++++ GIVEN ENTRIES ++++
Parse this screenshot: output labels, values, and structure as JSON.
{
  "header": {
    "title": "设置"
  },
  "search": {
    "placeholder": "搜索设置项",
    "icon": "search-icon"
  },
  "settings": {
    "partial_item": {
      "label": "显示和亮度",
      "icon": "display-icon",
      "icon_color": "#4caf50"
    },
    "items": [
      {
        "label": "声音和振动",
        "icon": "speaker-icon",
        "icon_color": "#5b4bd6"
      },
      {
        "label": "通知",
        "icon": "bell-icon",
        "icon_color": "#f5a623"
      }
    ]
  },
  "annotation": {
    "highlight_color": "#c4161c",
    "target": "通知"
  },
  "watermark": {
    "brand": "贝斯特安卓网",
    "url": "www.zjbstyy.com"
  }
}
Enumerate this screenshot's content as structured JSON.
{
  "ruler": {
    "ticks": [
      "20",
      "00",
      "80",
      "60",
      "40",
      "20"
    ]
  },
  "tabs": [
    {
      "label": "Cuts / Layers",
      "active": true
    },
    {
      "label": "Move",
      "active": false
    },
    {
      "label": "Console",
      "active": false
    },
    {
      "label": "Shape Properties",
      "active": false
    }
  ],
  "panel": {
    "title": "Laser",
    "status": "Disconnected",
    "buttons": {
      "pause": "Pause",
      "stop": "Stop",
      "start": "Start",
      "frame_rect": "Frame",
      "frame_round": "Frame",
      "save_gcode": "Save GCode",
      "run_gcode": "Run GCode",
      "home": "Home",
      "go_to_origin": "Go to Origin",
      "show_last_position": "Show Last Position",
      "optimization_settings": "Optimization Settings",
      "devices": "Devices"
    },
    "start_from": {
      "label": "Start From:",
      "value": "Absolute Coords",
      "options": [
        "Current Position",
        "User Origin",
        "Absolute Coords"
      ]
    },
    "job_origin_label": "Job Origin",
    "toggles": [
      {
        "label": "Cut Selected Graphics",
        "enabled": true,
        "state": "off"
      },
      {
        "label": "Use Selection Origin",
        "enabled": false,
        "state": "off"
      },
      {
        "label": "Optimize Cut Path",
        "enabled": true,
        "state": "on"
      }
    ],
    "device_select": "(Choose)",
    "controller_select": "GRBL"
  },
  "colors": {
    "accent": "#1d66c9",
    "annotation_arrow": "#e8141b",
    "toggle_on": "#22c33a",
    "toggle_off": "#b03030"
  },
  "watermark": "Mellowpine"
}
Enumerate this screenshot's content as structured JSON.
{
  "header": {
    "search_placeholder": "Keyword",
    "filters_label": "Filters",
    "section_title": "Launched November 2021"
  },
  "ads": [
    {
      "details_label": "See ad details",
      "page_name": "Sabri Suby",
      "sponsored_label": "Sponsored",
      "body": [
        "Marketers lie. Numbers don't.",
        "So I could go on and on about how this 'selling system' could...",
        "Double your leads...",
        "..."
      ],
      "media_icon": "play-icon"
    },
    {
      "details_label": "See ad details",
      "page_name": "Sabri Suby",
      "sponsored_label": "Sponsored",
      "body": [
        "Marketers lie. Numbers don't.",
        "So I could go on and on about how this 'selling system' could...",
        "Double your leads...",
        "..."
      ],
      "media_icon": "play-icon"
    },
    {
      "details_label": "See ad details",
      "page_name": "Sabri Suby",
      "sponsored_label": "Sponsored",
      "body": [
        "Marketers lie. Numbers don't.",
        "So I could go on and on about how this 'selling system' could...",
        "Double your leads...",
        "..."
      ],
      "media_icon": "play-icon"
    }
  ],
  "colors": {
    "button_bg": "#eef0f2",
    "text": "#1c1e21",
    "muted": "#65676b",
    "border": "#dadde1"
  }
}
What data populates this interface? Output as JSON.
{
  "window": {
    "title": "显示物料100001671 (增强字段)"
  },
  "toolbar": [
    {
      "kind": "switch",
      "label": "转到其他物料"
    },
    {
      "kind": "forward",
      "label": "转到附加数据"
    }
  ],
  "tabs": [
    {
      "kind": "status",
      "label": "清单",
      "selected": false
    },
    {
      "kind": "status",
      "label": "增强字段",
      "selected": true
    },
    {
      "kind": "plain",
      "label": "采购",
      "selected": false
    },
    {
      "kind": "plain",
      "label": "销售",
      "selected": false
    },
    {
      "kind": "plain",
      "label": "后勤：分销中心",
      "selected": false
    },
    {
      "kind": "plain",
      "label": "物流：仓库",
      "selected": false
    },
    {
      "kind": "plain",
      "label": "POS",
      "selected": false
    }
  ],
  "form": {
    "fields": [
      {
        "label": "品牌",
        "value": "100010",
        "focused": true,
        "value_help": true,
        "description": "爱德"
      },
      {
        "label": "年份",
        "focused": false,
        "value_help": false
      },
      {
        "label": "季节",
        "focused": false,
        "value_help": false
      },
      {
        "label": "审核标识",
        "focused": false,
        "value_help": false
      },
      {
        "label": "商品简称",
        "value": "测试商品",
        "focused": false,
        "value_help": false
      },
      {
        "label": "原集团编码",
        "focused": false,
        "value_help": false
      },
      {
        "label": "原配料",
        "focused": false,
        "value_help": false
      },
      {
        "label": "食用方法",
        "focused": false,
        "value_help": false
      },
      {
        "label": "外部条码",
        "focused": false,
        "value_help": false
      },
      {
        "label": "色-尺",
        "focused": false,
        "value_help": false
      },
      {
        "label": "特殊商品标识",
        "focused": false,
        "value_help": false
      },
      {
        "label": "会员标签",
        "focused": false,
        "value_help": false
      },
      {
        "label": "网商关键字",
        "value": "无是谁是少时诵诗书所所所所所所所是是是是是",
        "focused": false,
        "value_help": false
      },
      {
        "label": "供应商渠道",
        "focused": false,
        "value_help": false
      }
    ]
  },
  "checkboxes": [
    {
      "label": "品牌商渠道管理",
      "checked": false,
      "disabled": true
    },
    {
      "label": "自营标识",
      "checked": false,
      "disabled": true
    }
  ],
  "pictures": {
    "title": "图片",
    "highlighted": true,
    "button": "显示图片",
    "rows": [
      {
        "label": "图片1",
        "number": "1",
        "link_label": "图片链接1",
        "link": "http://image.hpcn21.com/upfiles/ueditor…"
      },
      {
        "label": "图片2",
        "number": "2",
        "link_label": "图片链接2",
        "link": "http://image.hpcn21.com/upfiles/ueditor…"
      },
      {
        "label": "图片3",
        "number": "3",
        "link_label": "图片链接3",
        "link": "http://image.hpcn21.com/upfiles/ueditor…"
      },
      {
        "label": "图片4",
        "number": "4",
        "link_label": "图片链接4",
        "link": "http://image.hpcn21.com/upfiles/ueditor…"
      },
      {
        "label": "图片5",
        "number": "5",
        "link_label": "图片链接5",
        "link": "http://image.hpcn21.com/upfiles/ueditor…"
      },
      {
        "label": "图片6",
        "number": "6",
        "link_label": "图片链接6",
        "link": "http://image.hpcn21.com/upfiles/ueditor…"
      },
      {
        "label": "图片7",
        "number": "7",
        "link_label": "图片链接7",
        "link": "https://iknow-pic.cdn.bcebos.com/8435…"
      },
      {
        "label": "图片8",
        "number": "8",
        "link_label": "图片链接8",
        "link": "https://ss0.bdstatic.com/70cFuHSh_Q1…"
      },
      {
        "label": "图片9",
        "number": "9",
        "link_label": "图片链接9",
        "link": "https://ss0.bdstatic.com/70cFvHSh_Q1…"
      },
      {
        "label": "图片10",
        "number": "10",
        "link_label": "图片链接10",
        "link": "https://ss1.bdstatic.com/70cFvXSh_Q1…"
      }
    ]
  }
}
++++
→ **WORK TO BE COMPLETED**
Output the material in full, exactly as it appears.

→ **ANSWER BELOW**
Parse this screenshot: output labels, values, and structure as JSON.
{
  "header": {
    "title": "设置"
  },
  "search": {
    "placeholder": "搜索设置项",
    "icon": "search-icon"
  },
  "settings": {
    "partial_item": {
      "label": "显示和亮度",
      "icon": "display-icon",
      "icon_color": "#4caf50"
    },
    "items": [
      {
        "label": "声音和振动",
        "icon": "speaker-icon",
        "icon_color": "#5b4bd6"
      },
      {
        "label": "通知",
        "icon": "bell-icon",
        "icon_color": "#f5a623"
      }
    ]
  },
  "annotation": {
    "highlight_color": "#c4161c",
    "target": "通知"
  },
  "watermark": {
    "brand": "贝斯特安卓网",
    "url": "www.zjbstyy.com"
  }
}
Enumerate this screenshot's content as structured JSON.
{
  "ruler": {
    "ticks": [
      "20",
      "00",
      "80",
      "60",
      "40",
      "20"
    ]
  },
  "tabs": [
    {
      "label": "Cuts / Layers",
      "active": true
    },
    {
      "label": "Move",
      "active": false
    },
    {
      "label": "Console",
      "active": false
    },
    {
      "label": "Shape Properties",
      "active": false
    }
  ],
  "panel": {
    "title": "Laser",
    "status": "Disconnected",
    "buttons": {
      "pause": "Pause",
      "stop": "Stop",
      "start": "Start",
      "frame_rect": "Frame",
      "frame_round": "Frame",
      "save_gcode": "Save GCode",
      "run_gcode": "Run GCode",
      "home": "Home",
      "go_to_origin": "Go to Origin",
      "show_last_position": "Show Last Position",
      "optimization_settings": "Optimization Settings",
      "devices": "Devices"
    },
    "start_from": {
      "label": "Start From:",
      "value": "Absolute Coords",
      "options": [
        "Current Position",
        "User Origin",
        "Absolute Coords"
      ]
    },
    "job_origin_label": "Job Origin",
    "toggles": [
      {
        "label": "Cut Selected Graphics",
        "enabled": true,
        "state": "off"
      },
      {
        "label": "Use Selection Origin",
        "enabled": false,
        "state": "off"
      },
      {
        "label": "Optimize Cut Path",
        "enabled": true,
        "state": "on"
      }
    ],
    "device_select": "(Choose)",
    "controller_select": "GRBL"
  },
  "colors": {
    "accent": "#1d66c9",
    "annotation_arrow": "#e8141b",
    "toggle_on": "#22c33a",
    "toggle_off": "#b03030"
  },
  "watermark": "Mellowpine"
}
Enumerate this screenshot's content as structured JSON.
{
  "header": {
    "search_placeholder": "Keyword",
    "filters_label": "Filters",
    "section_title": "Launched November 2021"
  },
  "ads": [
    {
      "details_label": "See ad details",
      "page_name": "Sabri Suby",
      "sponsored_label": "Sponsored",
      "body": [
        "Marketers lie. Numbers don't.",
        "So I could go on and on about how this 'selling system' could...",
        "Double your leads...",
        "..."
      ],
      "media_icon": "play-icon"
    },
    {
      "details_label": "See ad details",
      "page_name": "Sabri Suby",
      "sponsored_label": "Sponsored",
      "body": [
        "Marketers lie. Numbers don't.",
        "So I could go on and on about how this 'selling system' could...",
        "Double your leads...",
        "..."
      ],
      "media_icon": "play-icon"
    },
    {
      "details_label": "See ad details",
      "page_name": "Sabri Suby",
      "sponsored_label": "Sponsored",
      "body": [
        "Marketers lie. Numbers don't.",
        "So I could go on and on about how this 'selling system' could...",
        "Double your leads...",
        "..."
      ],
      "media_icon": "play-icon"
    }
  ],
  "colors": {
    "button_bg": "#eef0f2",
    "text": "#1c1e21",
    "muted": "#65676b",
    "border": "#dadde1"
  }
}
What data populates this interface? Output as JSON.
{
  "window": {
    "title": "显示物料100001671 (增强字段)"
  },
  "toolbar": [
    {
      "kind": "switch",
      "label": "转到其他物料"
    },
    {
      "kind": "forward",
      "label": "转到附加数据"
    }
  ],
  "tabs": [
    {
      "kind": "status",
      "label": "清单",
      "selected": false
    },
    {
      "kind": "status",
      "label": "增强字段",
      "selected": true
    },
    {
      "kind": "plain",
      "label": "采购",
      "selected": false
    },
    {
      "kind": "plain",
      "label": "销售",
      "selected": false
    },
    {
      "kind": "plain",
      "label": "后勤：分销中心",
      "selected": false
    },
    {
      "kind": "plain",
      "label": "物流：仓库",
      "selected": false
    },
    {
      "kind": "plain",
      "label": "POS",
      "selected": false
    }
  ],
  "form": {
    "fields": [
      {
        "label": "品牌",
        "value": "100010",
        "focused": true,
        "value_help": true,
        "description": "爱德"
      },
      {
        "label": "年份",
        "focused": false,
        "value_help": false
      },
      {
        "label": "季节",
        "focused": false,
        "value_help": false
      },
      {
        "label": "审核标识",
        "focused": false,
        "value_help": false
      },
      {
        "label": "商品简称",
        "value": "测试商品",
        "focused": false,
        "value_help": false
      },
      {
        "label": "原集团编码",
        "focused": false,
        "value_help": false
      },
      {
        "label": "原配料",
        "focused": false,
        "value_help": false
      },
      {
        "label": "食用方法",
        "focused": false,
        "value_help": false
      },
      {
        "label": "外部条码",
        "focused": false,
        "value_help": false
      },
      {
        "label": "色-尺",
        "focused": false,
        "value_help": false
      },
      {
        "label": "特殊商品标识",
        "focused": false,
        "value_help": false
      },
      {
        "label": "会员标签",
        "focused": false,
        "value_help": false
      },
      {
        "label": "网商关键字",
        "value": "无是谁是少时诵诗书所所所所所所所是是是是是",
        "focused": false,
        "value_help": false
      },
      {
        "label": "供应商渠道",
        "focused": false,
        "value_help": false
      }
    ]
  },
  "checkboxes": [
    {
      "label": "品牌商渠道管理",
      "checked": false,
      "disabled": true
    },
    {
      "label": "自营标识",
      "checked": false,
      "disabled": true
    }
  ],
  "pictures": {
    "title": "图片",
    "highlighted": true,
    "button": "显示图片",
    "rows": [
      {
        "label": "图片1",
        "number": "1",
        "link_label": "图片链接1",
        "link": "http://image.hpcn21.com/upfiles/ueditor…"
      },
      {
        "label": "图片2",
        "number": "2",
        "link_label": "图片链接2",
        "link": "http://image.hpcn21.com/upfiles/ueditor…"
      },
      {
        "label": "图片3",
        "number": "3",
        "link_label": "图片链接3",
        "link": "http://image.hpcn21.com/upfiles/ueditor…"
      },
      {
        "label": "图片4",
        "number": "4",
        "link_label": "图片链接4",
        "link": "http://image.hpcn21.com/upfiles/ueditor…"
      },
      {
        "label": "图片5",
        "number": "5",
        "link_label": "图片链接5",
        "link": "http://image.hpcn21.com/upfiles/ueditor…"
      },
      {
        "label": "图片6",
        "number": "6",
        "link_label": "图片链接6",
        "link": "http://image.hpcn21.com/upfiles/ueditor…"
      },
      {
        "label": "图片7",
        "number": "7",
        "link_label": "图片链接7",
        "link": "https://iknow-pic.cdn.bcebos.com/8435…"
      },
      {
        "label": "图片8",
        "number": "8",
        "link_label": "图片链接8",
        "link": "https://ss0.bdstatic.com/70cFuHSh_Q1…"
      },
      {
        "label": "图片9",
        "number": "9",
        "link_label": "图片链接9",
        "link": "https://ss0.bdstatic.com/70cFvHSh_Q1…"
      },
      {
        "label": "图片10",
        "number": "10",
        "link_label": "图片链接10",
        "link": "https://ss1.bdstatic.com/70cFvXSh_Q1…"
      }
    ]
  }
}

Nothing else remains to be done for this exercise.